4. Get off your butt – You can greatly reduce the beating your butt takes simply by taking your weight off the saddle when riding on rough sections of road or when encountering bumps.

5. Change Positions – Luckily, touring bicycles have drop handle bars that allow you to change your position on the bike easily. In doing so, you are also reducing the pressure on the same points on your butt.

6. Keep riding – Toughen up the tissue around the sit-bones by continuing to ride. Most seasoned cyclists do not experience a sore butt except on very long rides because they have toughened up this area over time.

7. Wax the saddle – This is a secret I’ve used for years but I find many cyclists don’t believe me when I tell them. While it is a common practice for riders with an unpadded leather saddle to wax their saddle, I’ve found that it is just as useful for padded saddles as well. I use spray furniture wax on my saddle. A waxed saddle helps me to easily slide to a new position. Frequently changing my position on the seat helps prevent pain caused by remaining in one spot too long.

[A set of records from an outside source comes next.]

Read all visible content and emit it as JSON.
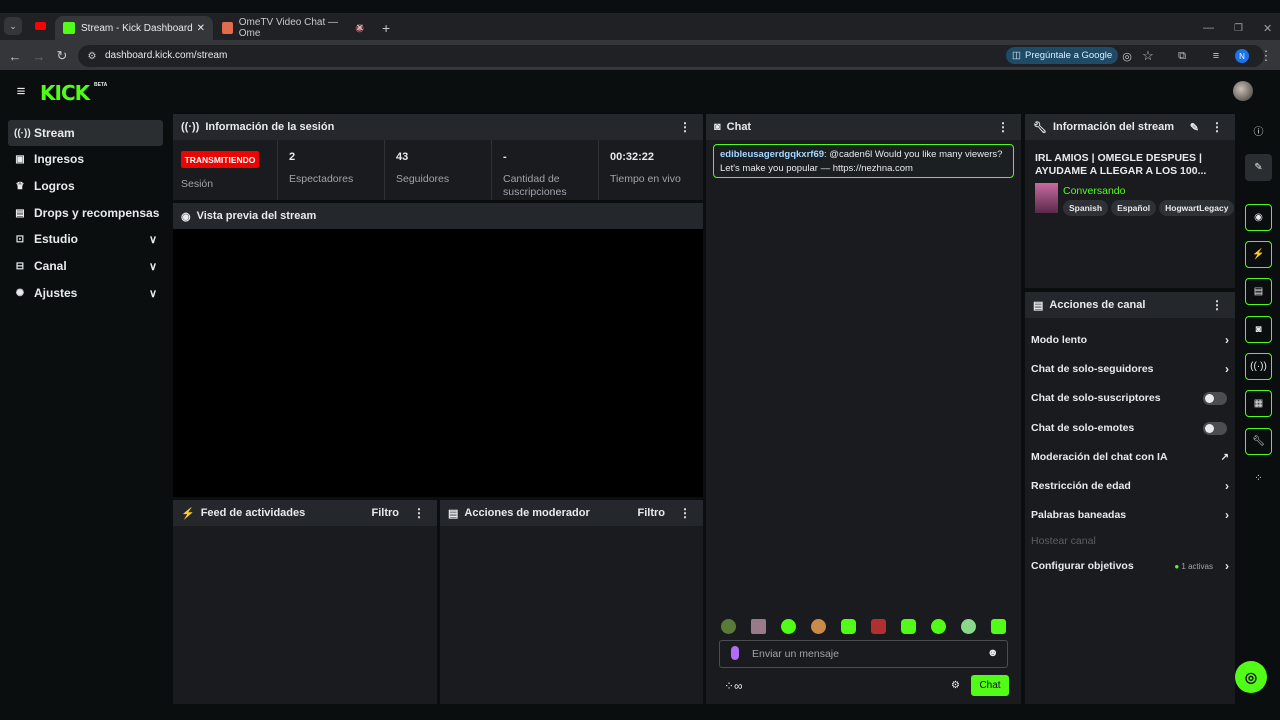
{
  "browser": {
    "tabs": [
      {
        "label": "Stream - Kick Dashboard"
      },
      {
        "label": "OmeTV Video Chat — Ome"
      }
    ],
    "url": "dashboard.kick.com/stream",
    "ask_google": "Pregúntale a Google",
    "profile_initial": "N"
  },
  "brand": {
    "logo": "KICK",
    "beta": "BETA",
    "accent": "#53fc18"
  },
  "sidebar": {
    "items": [
      {
        "label": "Stream",
        "icon": "broadcast-icon"
      },
      {
        "label": "Ingresos",
        "icon": "money-icon"
      },
      {
        "label": "Logros",
        "icon": "trophy-icon"
      },
      {
        "label": "Drops y recompensas",
        "icon": "gift-icon"
      },
      {
        "label": "Estudio",
        "icon": "studio-icon"
      },
      {
        "label": "Canal",
        "icon": "channel-icon"
      },
      {
        "label": "Ajustes",
        "icon": "gear-icon"
      }
    ]
  },
  "session": {
    "title": "Información de la sesión",
    "live_badge": "TRANSMITIENDO",
    "session_label": "Sesión",
    "stats": [
      {
        "value": "2",
        "label": "Espectadores"
      },
      {
        "value": "43",
        "label": "Seguidores"
      },
      {
        "value": "-",
        "label": "Cantidad de suscripciones"
      },
      {
        "value": "00:32:22",
        "label": "Tiempo en vivo"
      }
    ]
  },
  "preview": {
    "title": "Vista previa del stream"
  },
  "feed": {
    "title": "Feed de actividades",
    "filter": "Filtro"
  },
  "mod": {
    "title": "Acciones de moderador",
    "filter": "Filtro"
  },
  "chat": {
    "title": "Chat",
    "message": {
      "user": "edibleusagerdgqkxrf69",
      "text": ": @caden6l Would you like many viewers? Let's make you popular — https://nezhna.com"
    },
    "placeholder": "Enviar un mensaje",
    "send": "Chat"
  },
  "stream_info": {
    "title": "Información del stream",
    "stream_title": "IRL AMIOS | OMEGLE DESPUES | AYUDAME A LLEGAR A LOS 100...",
    "category": "Conversando",
    "tags": [
      "Spanish",
      "Español",
      "HogwartLegacy"
    ]
  },
  "channel_actions": {
    "title": "Acciones de canal",
    "items": [
      {
        "label": "Modo lento",
        "control": "chevron"
      },
      {
        "label": "Chat de solo-seguidores",
        "control": "chevron"
      },
      {
        "label": "Chat de solo-suscriptores",
        "control": "toggle"
      },
      {
        "label": "Chat de solo-emotes",
        "control": "toggle"
      },
      {
        "label": "Moderación del chat con IA",
        "control": "external"
      },
      {
        "label": "Restricción de edad",
        "control": "chevron"
      },
      {
        "label": "Palabras baneadas",
        "control": "chevron"
      },
      {
        "label": "Hostear canal",
        "control": "none"
      },
      {
        "label": "Configurar objetivos",
        "control": "chevron",
        "badge": "1 activas"
      }
    ]
  }
}
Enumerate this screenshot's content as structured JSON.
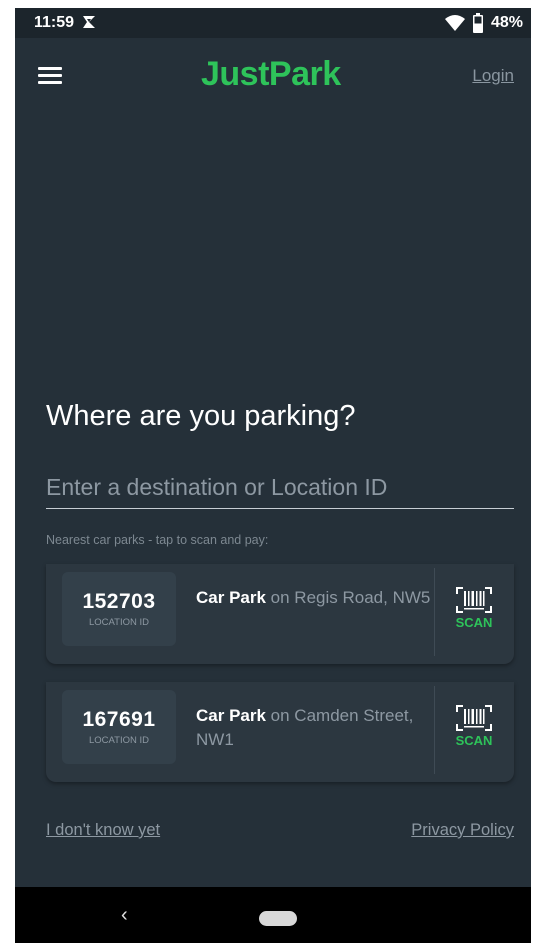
{
  "status_bar": {
    "time": "11:59",
    "battery": "48%",
    "icons": [
      "notification-icon",
      "wifi-icon",
      "battery-icon"
    ]
  },
  "app_bar": {
    "logo": "JustPark",
    "login": "Login",
    "menu_icon": "hamburger-menu-icon"
  },
  "main": {
    "heading": "Where are you parking?",
    "search_placeholder": "Enter a destination or Location ID",
    "search_value": "",
    "nearest_label": "Nearest car parks - tap to scan and pay:"
  },
  "car_parks": [
    {
      "location_id": "152703",
      "location_id_label": "LOCATION ID",
      "type": "Car Park",
      "address": "on Regis Road, NW5",
      "scan_label": "SCAN",
      "scan_icon": "barcode-scan-icon"
    },
    {
      "location_id": "167691",
      "location_id_label": "LOCATION ID",
      "type": "Car Park",
      "address": "on Camden Street, NW1",
      "scan_label": "SCAN",
      "scan_icon": "barcode-scan-icon"
    }
  ],
  "footer": {
    "dont_know": "I don't know yet",
    "privacy": "Privacy Policy"
  },
  "nav_bar": {
    "back_glyph": "‹",
    "back_icon": "back-chevron-icon",
    "home_icon": "home-pill-icon"
  },
  "colors": {
    "background": "#253039",
    "card": "#2c3740",
    "accent_green": "#2ec35a",
    "muted_text": "#8d98a2"
  }
}
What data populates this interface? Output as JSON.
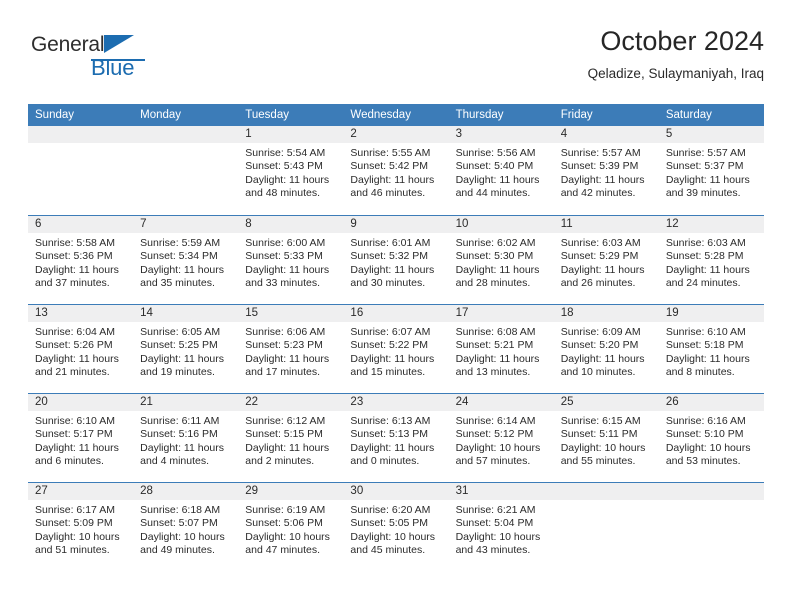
{
  "brand": {
    "line1": "General",
    "line2": "Blue",
    "triangle_icon": "blue-triangle-icon",
    "color_dark": "#2e2e2e",
    "color_blue": "#1c6cb0"
  },
  "header": {
    "title": "October 2024",
    "subtitle": "Qeladize, Sulaymaniyah, Iraq"
  },
  "theme": {
    "header_blue": "#3c7cb8",
    "cell_head_gray": "#efeff0",
    "text": "#2b2b2b"
  },
  "calendar": {
    "weekday_headers": [
      "Sunday",
      "Monday",
      "Tuesday",
      "Wednesday",
      "Thursday",
      "Friday",
      "Saturday"
    ],
    "weeks": [
      [
        {
          "day": "",
          "sunrise": "",
          "sunset": "",
          "daylight_line1": "",
          "daylight_line2": ""
        },
        {
          "day": "",
          "sunrise": "",
          "sunset": "",
          "daylight_line1": "",
          "daylight_line2": ""
        },
        {
          "day": "1",
          "sunrise": "Sunrise: 5:54 AM",
          "sunset": "Sunset: 5:43 PM",
          "daylight_line1": "Daylight: 11 hours",
          "daylight_line2": "and 48 minutes."
        },
        {
          "day": "2",
          "sunrise": "Sunrise: 5:55 AM",
          "sunset": "Sunset: 5:42 PM",
          "daylight_line1": "Daylight: 11 hours",
          "daylight_line2": "and 46 minutes."
        },
        {
          "day": "3",
          "sunrise": "Sunrise: 5:56 AM",
          "sunset": "Sunset: 5:40 PM",
          "daylight_line1": "Daylight: 11 hours",
          "daylight_line2": "and 44 minutes."
        },
        {
          "day": "4",
          "sunrise": "Sunrise: 5:57 AM",
          "sunset": "Sunset: 5:39 PM",
          "daylight_line1": "Daylight: 11 hours",
          "daylight_line2": "and 42 minutes."
        },
        {
          "day": "5",
          "sunrise": "Sunrise: 5:57 AM",
          "sunset": "Sunset: 5:37 PM",
          "daylight_line1": "Daylight: 11 hours",
          "daylight_line2": "and 39 minutes."
        }
      ],
      [
        {
          "day": "6",
          "sunrise": "Sunrise: 5:58 AM",
          "sunset": "Sunset: 5:36 PM",
          "daylight_line1": "Daylight: 11 hours",
          "daylight_line2": "and 37 minutes."
        },
        {
          "day": "7",
          "sunrise": "Sunrise: 5:59 AM",
          "sunset": "Sunset: 5:34 PM",
          "daylight_line1": "Daylight: 11 hours",
          "daylight_line2": "and 35 minutes."
        },
        {
          "day": "8",
          "sunrise": "Sunrise: 6:00 AM",
          "sunset": "Sunset: 5:33 PM",
          "daylight_line1": "Daylight: 11 hours",
          "daylight_line2": "and 33 minutes."
        },
        {
          "day": "9",
          "sunrise": "Sunrise: 6:01 AM",
          "sunset": "Sunset: 5:32 PM",
          "daylight_line1": "Daylight: 11 hours",
          "daylight_line2": "and 30 minutes."
        },
        {
          "day": "10",
          "sunrise": "Sunrise: 6:02 AM",
          "sunset": "Sunset: 5:30 PM",
          "daylight_line1": "Daylight: 11 hours",
          "daylight_line2": "and 28 minutes."
        },
        {
          "day": "11",
          "sunrise": "Sunrise: 6:03 AM",
          "sunset": "Sunset: 5:29 PM",
          "daylight_line1": "Daylight: 11 hours",
          "daylight_line2": "and 26 minutes."
        },
        {
          "day": "12",
          "sunrise": "Sunrise: 6:03 AM",
          "sunset": "Sunset: 5:28 PM",
          "daylight_line1": "Daylight: 11 hours",
          "daylight_line2": "and 24 minutes."
        }
      ],
      [
        {
          "day": "13",
          "sunrise": "Sunrise: 6:04 AM",
          "sunset": "Sunset: 5:26 PM",
          "daylight_line1": "Daylight: 11 hours",
          "daylight_line2": "and 21 minutes."
        },
        {
          "day": "14",
          "sunrise": "Sunrise: 6:05 AM",
          "sunset": "Sunset: 5:25 PM",
          "daylight_line1": "Daylight: 11 hours",
          "daylight_line2": "and 19 minutes."
        },
        {
          "day": "15",
          "sunrise": "Sunrise: 6:06 AM",
          "sunset": "Sunset: 5:23 PM",
          "daylight_line1": "Daylight: 11 hours",
          "daylight_line2": "and 17 minutes."
        },
        {
          "day": "16",
          "sunrise": "Sunrise: 6:07 AM",
          "sunset": "Sunset: 5:22 PM",
          "daylight_line1": "Daylight: 11 hours",
          "daylight_line2": "and 15 minutes."
        },
        {
          "day": "17",
          "sunrise": "Sunrise: 6:08 AM",
          "sunset": "Sunset: 5:21 PM",
          "daylight_line1": "Daylight: 11 hours",
          "daylight_line2": "and 13 minutes."
        },
        {
          "day": "18",
          "sunrise": "Sunrise: 6:09 AM",
          "sunset": "Sunset: 5:20 PM",
          "daylight_line1": "Daylight: 11 hours",
          "daylight_line2": "and 10 minutes."
        },
        {
          "day": "19",
          "sunrise": "Sunrise: 6:10 AM",
          "sunset": "Sunset: 5:18 PM",
          "daylight_line1": "Daylight: 11 hours",
          "daylight_line2": "and 8 minutes."
        }
      ],
      [
        {
          "day": "20",
          "sunrise": "Sunrise: 6:10 AM",
          "sunset": "Sunset: 5:17 PM",
          "daylight_line1": "Daylight: 11 hours",
          "daylight_line2": "and 6 minutes."
        },
        {
          "day": "21",
          "sunrise": "Sunrise: 6:11 AM",
          "sunset": "Sunset: 5:16 PM",
          "daylight_line1": "Daylight: 11 hours",
          "daylight_line2": "and 4 minutes."
        },
        {
          "day": "22",
          "sunrise": "Sunrise: 6:12 AM",
          "sunset": "Sunset: 5:15 PM",
          "daylight_line1": "Daylight: 11 hours",
          "daylight_line2": "and 2 minutes."
        },
        {
          "day": "23",
          "sunrise": "Sunrise: 6:13 AM",
          "sunset": "Sunset: 5:13 PM",
          "daylight_line1": "Daylight: 11 hours",
          "daylight_line2": "and 0 minutes."
        },
        {
          "day": "24",
          "sunrise": "Sunrise: 6:14 AM",
          "sunset": "Sunset: 5:12 PM",
          "daylight_line1": "Daylight: 10 hours",
          "daylight_line2": "and 57 minutes."
        },
        {
          "day": "25",
          "sunrise": "Sunrise: 6:15 AM",
          "sunset": "Sunset: 5:11 PM",
          "daylight_line1": "Daylight: 10 hours",
          "daylight_line2": "and 55 minutes."
        },
        {
          "day": "26",
          "sunrise": "Sunrise: 6:16 AM",
          "sunset": "Sunset: 5:10 PM",
          "daylight_line1": "Daylight: 10 hours",
          "daylight_line2": "and 53 minutes."
        }
      ],
      [
        {
          "day": "27",
          "sunrise": "Sunrise: 6:17 AM",
          "sunset": "Sunset: 5:09 PM",
          "daylight_line1": "Daylight: 10 hours",
          "daylight_line2": "and 51 minutes."
        },
        {
          "day": "28",
          "sunrise": "Sunrise: 6:18 AM",
          "sunset": "Sunset: 5:07 PM",
          "daylight_line1": "Daylight: 10 hours",
          "daylight_line2": "and 49 minutes."
        },
        {
          "day": "29",
          "sunrise": "Sunrise: 6:19 AM",
          "sunset": "Sunset: 5:06 PM",
          "daylight_line1": "Daylight: 10 hours",
          "daylight_line2": "and 47 minutes."
        },
        {
          "day": "30",
          "sunrise": "Sunrise: 6:20 AM",
          "sunset": "Sunset: 5:05 PM",
          "daylight_line1": "Daylight: 10 hours",
          "daylight_line2": "and 45 minutes."
        },
        {
          "day": "31",
          "sunrise": "Sunrise: 6:21 AM",
          "sunset": "Sunset: 5:04 PM",
          "daylight_line1": "Daylight: 10 hours",
          "daylight_line2": "and 43 minutes."
        },
        {
          "day": "",
          "sunrise": "",
          "sunset": "",
          "daylight_line1": "",
          "daylight_line2": ""
        },
        {
          "day": "",
          "sunrise": "",
          "sunset": "",
          "daylight_line1": "",
          "daylight_line2": ""
        }
      ]
    ]
  }
}
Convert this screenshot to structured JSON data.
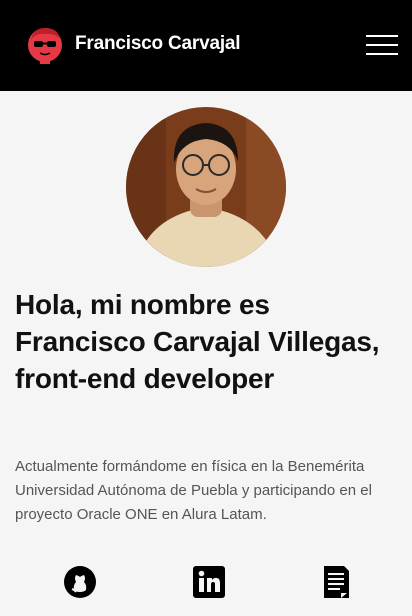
{
  "header": {
    "brand": "Francisco Carvajal",
    "logo_icon": "red-face-avatar-icon",
    "menu_icon": "hamburger-menu-icon"
  },
  "profile": {
    "avatar_alt": "profile-photo"
  },
  "hero": {
    "headline": "Hola, mi nombre es Francisco Carvajal Villegas, front-end developer",
    "bio": "Actualmente formándome en física en la Benemérita Universidad Autónoma de Puebla y participando en el proyecto Oracle ONE en Alura Latam."
  },
  "social": [
    {
      "icon": "github-icon"
    },
    {
      "icon": "linkedin-icon"
    },
    {
      "icon": "document-icon"
    }
  ],
  "colors": {
    "header_bg": "#000000",
    "page_bg": "#f5f5f5",
    "logo_red": "#e63946",
    "headline": "#111111",
    "body_text": "#555555"
  }
}
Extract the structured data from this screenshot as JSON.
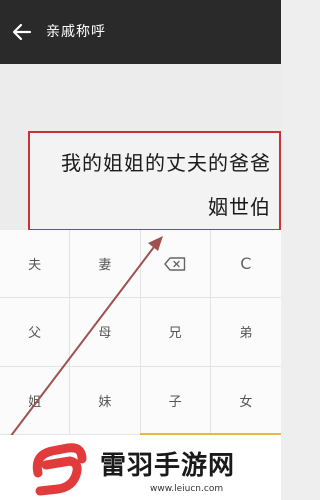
{
  "header": {
    "title": "亲戚称呼",
    "back_icon": "back-arrow-icon"
  },
  "display": {
    "expression": "我的姐姐的丈夫的爸爸",
    "result": "姻世伯"
  },
  "keypad": {
    "row1": [
      "夫",
      "妻",
      "",
      "C"
    ],
    "row2": [
      "父",
      "母",
      "兄",
      "弟"
    ],
    "row3": [
      "姐",
      "妹",
      "子",
      "女"
    ],
    "backspace_icon": "backspace-icon"
  },
  "colors": {
    "header_bg": "#2a2a2a",
    "highlight_border": "#c7333a",
    "arrow": "#a05050",
    "accent_underline": "#e8b64a",
    "logo_red": "#e23b3b"
  },
  "watermark": {
    "name": "雷羽手游网",
    "url": "www.leiucn.com"
  }
}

8. Massage – It’s always worth a laugh when I tell a new rider to get a butt massage. However, I find that massaging the sore area after my ride eases the inflammation, improves blood flow and reduces the soreness in my butt for me.

9. Reduce tire pressure – While cycling across the United States in 2015, the chip seal road surface throughout most of Texas was a jarring experience not quickly forgotten. To reduce the beating on our bodies at the contact points at the handlebars and saddle, we reduced the air pressure in our tires by several pounds per square inch (PSI). Let your tires absorb some of the beating rather than your butt.

I hope these nine tricks help to get you back in the saddle again.

Ken Whittaker


Updated April 26, 2018